I think 2018 is the year of the Return of the Bear; I think the nieces have outgrown Cocoa. Ruby and Addie have had a sense of self and worth from the get-go. They are being raised far beyond the reaches of the cult church their father and aunts grew up in; their sense of God is of a vague but loving, semi-mythological figure "similar to Santa but less realistic," as Addie puts it. The churches and religions they know all have names; they have shared language, a general lexicon and context. Ruby and Addie love the world and understand the world to love them. That is their context. They are used to hopping on a plane on the spur of the moment in Honolulu and stepping off in Melbourne or Tokyo or Portland or Montana. They experience the world as their home and inhabit it with reckless ease, unintimidated by falling or failing. I rehearse conversations to request the bear’s return with all this in mind. I turn the angle of my perception so that the story becomes funny, and calibrate the tone of my voice to match. I play this over and over in my head.

I miss the bear in Honolulu in a way I can’t talk about without sounding crazy, without giving myself away. If you could see how much this bear looks like me. If you could see us side by side. If you could see the way I do not wake up whimpering when this bear is in the room. If you could see us at six.
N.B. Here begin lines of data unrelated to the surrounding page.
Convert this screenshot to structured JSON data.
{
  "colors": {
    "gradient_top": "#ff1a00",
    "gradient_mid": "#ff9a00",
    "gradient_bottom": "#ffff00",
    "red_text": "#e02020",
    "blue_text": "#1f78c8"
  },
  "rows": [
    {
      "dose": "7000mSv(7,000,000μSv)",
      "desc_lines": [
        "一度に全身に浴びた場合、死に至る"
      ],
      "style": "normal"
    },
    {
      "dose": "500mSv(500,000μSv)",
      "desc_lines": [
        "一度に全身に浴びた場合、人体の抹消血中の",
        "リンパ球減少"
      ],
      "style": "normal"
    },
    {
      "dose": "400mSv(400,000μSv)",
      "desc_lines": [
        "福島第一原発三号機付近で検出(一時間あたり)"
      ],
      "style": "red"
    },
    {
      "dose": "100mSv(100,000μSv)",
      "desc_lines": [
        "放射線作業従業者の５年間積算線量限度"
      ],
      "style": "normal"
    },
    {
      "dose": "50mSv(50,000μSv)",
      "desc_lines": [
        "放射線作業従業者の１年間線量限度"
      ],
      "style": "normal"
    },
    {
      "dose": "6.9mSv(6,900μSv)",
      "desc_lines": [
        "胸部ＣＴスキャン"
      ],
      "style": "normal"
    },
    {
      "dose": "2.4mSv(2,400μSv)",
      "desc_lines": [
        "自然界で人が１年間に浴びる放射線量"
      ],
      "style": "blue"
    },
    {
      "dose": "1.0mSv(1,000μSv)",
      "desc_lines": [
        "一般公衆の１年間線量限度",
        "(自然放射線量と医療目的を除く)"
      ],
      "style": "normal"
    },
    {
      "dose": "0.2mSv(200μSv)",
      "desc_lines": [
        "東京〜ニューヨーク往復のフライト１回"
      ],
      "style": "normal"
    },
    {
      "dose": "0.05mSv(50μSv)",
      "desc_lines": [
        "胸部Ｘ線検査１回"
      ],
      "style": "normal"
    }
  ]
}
At eight. At 25. At 33. I miss the bear in Honolulu as if it were my twin, my self, an internal organ gone missing.